Exercise prompt:
Whenever the word "small" turns up in a line of the data below, copy that line.

Dataset content:
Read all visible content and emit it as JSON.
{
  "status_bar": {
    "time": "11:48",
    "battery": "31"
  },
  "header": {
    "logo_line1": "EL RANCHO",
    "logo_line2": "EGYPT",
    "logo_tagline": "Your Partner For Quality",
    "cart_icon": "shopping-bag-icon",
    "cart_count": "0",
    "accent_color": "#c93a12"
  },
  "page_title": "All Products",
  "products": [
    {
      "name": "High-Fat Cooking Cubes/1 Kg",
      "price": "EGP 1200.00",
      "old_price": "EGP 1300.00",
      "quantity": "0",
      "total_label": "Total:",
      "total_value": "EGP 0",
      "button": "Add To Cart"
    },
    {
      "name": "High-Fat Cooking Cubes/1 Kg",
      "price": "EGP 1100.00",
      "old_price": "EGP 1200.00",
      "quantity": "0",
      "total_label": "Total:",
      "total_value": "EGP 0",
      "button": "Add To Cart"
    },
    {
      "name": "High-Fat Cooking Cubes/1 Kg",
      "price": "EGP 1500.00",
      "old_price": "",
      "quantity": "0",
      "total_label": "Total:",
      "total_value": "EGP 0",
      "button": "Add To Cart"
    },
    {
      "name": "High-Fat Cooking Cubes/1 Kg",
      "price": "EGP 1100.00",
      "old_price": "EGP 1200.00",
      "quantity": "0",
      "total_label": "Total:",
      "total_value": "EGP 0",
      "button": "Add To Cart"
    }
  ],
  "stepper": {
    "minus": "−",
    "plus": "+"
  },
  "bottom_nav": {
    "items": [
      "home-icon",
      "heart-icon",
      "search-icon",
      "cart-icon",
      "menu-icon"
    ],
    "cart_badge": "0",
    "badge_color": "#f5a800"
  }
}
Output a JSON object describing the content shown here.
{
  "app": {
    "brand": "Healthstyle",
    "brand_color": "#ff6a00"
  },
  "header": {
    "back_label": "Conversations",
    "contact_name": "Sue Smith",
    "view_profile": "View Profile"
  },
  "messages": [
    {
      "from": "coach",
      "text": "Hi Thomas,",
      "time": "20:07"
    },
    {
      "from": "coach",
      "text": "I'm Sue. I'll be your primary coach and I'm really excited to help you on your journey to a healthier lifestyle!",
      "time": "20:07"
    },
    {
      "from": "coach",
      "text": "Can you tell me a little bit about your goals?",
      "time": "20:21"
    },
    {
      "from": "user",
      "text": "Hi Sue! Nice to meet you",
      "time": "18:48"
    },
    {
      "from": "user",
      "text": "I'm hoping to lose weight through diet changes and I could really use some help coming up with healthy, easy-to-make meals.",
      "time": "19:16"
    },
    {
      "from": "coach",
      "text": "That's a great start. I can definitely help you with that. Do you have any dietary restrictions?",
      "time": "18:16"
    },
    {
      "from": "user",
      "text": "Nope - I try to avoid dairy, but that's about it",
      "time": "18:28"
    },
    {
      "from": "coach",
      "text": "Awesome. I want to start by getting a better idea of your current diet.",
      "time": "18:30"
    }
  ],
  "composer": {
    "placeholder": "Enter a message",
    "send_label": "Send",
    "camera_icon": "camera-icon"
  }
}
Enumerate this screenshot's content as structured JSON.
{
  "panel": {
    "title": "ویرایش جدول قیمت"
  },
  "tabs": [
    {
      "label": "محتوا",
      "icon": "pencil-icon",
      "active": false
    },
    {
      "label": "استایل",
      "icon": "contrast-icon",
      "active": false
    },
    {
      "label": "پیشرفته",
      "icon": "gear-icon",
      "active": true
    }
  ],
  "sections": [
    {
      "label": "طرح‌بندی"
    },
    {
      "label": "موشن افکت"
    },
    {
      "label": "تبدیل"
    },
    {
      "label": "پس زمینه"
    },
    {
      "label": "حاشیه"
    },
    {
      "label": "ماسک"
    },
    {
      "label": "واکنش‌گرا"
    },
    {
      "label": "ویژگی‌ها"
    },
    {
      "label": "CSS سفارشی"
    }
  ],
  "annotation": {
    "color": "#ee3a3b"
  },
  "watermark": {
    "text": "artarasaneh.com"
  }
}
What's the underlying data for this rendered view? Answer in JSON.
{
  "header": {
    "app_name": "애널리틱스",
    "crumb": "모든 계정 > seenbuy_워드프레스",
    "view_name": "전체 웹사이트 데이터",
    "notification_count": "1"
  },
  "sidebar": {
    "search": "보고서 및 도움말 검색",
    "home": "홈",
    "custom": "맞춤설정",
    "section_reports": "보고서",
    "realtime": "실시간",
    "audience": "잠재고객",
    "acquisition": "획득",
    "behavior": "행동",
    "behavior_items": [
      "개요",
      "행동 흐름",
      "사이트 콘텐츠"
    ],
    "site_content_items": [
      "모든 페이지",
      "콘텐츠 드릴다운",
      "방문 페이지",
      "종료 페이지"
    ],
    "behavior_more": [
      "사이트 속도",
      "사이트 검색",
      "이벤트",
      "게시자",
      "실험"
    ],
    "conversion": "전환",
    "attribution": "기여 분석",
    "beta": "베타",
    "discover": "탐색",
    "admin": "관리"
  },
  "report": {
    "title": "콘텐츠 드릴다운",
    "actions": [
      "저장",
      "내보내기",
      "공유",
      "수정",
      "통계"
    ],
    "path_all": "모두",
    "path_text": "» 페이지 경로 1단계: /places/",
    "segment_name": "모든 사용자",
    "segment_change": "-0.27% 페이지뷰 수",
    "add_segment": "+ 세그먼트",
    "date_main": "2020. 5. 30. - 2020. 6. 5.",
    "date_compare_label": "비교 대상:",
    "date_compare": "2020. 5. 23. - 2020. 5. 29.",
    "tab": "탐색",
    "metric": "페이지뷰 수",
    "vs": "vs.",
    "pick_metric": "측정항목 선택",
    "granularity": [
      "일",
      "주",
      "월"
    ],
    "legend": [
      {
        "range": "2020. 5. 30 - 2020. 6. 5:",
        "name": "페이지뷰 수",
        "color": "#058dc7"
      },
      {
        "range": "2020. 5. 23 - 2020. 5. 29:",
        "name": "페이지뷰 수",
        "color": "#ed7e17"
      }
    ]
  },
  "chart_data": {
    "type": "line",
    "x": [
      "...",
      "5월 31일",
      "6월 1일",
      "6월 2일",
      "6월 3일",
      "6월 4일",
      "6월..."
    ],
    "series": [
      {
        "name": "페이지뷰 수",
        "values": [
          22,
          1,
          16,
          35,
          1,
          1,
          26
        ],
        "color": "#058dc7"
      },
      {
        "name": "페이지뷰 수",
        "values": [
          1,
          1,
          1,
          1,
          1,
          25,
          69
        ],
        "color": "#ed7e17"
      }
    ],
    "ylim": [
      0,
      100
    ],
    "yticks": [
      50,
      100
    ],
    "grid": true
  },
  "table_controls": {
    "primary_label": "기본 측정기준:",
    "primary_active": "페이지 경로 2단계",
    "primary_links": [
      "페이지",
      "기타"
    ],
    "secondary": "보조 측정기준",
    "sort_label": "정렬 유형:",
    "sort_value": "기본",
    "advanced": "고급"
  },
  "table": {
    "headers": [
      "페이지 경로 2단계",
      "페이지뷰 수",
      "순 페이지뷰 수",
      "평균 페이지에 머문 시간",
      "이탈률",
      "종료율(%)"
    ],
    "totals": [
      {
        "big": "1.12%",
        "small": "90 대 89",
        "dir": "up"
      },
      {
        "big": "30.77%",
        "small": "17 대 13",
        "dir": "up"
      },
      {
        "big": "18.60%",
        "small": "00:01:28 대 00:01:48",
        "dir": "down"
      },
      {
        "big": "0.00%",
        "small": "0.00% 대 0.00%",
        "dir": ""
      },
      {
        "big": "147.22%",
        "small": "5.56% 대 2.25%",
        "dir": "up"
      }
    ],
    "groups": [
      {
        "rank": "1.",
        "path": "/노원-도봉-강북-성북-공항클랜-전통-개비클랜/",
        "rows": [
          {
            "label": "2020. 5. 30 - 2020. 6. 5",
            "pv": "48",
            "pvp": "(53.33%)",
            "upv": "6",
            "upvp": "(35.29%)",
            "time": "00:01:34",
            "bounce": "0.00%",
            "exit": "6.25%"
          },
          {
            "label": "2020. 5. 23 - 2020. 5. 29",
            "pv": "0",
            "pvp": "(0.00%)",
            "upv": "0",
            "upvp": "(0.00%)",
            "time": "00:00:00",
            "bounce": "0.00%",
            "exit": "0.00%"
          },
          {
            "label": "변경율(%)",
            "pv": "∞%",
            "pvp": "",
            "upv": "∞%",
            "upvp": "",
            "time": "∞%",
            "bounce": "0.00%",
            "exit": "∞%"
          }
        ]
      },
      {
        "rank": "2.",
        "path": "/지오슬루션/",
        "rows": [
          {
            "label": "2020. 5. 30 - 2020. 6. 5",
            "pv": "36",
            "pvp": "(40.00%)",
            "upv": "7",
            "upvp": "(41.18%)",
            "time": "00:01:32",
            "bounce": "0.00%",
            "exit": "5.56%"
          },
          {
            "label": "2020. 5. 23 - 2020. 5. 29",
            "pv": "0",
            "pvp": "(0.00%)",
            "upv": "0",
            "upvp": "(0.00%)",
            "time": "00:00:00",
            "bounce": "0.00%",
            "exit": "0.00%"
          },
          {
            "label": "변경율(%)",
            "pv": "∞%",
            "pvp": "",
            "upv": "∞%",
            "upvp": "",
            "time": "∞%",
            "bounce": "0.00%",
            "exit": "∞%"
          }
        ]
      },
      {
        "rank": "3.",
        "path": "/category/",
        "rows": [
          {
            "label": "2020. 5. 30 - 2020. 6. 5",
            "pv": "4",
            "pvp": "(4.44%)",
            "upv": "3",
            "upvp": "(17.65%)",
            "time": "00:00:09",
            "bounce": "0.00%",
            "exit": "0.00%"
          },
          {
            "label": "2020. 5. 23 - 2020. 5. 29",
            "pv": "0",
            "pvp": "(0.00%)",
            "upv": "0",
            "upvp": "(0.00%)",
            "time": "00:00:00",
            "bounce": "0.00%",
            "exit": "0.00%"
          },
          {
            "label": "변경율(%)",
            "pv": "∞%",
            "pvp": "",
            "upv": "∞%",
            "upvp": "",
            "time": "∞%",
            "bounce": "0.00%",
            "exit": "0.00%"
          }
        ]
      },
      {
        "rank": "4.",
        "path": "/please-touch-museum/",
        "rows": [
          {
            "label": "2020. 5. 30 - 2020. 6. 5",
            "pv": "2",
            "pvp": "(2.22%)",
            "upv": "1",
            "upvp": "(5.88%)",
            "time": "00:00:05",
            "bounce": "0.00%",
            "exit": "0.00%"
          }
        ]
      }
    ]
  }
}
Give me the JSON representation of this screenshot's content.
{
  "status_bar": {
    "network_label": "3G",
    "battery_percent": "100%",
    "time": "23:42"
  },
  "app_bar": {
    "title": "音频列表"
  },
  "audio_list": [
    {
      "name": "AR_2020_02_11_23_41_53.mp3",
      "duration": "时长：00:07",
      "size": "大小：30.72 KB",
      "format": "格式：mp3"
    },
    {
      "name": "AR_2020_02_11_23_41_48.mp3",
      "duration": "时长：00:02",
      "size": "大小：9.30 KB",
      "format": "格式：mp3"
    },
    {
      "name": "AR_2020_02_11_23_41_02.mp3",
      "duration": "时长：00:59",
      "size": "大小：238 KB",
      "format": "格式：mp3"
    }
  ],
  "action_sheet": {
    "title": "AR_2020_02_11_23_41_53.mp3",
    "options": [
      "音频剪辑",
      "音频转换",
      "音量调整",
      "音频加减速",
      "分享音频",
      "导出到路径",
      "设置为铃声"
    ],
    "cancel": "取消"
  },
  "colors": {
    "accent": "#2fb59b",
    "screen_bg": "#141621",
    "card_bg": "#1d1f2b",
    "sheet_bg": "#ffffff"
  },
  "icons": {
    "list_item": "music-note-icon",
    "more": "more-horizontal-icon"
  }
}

Response:
        "small": "90 대 89",
        "small": "17 대 13",
        "small": "00:01:28 대 00:01:48",
        "small": "0.00% 대 0.00%",
        "small": "5.56% 대 2.25%",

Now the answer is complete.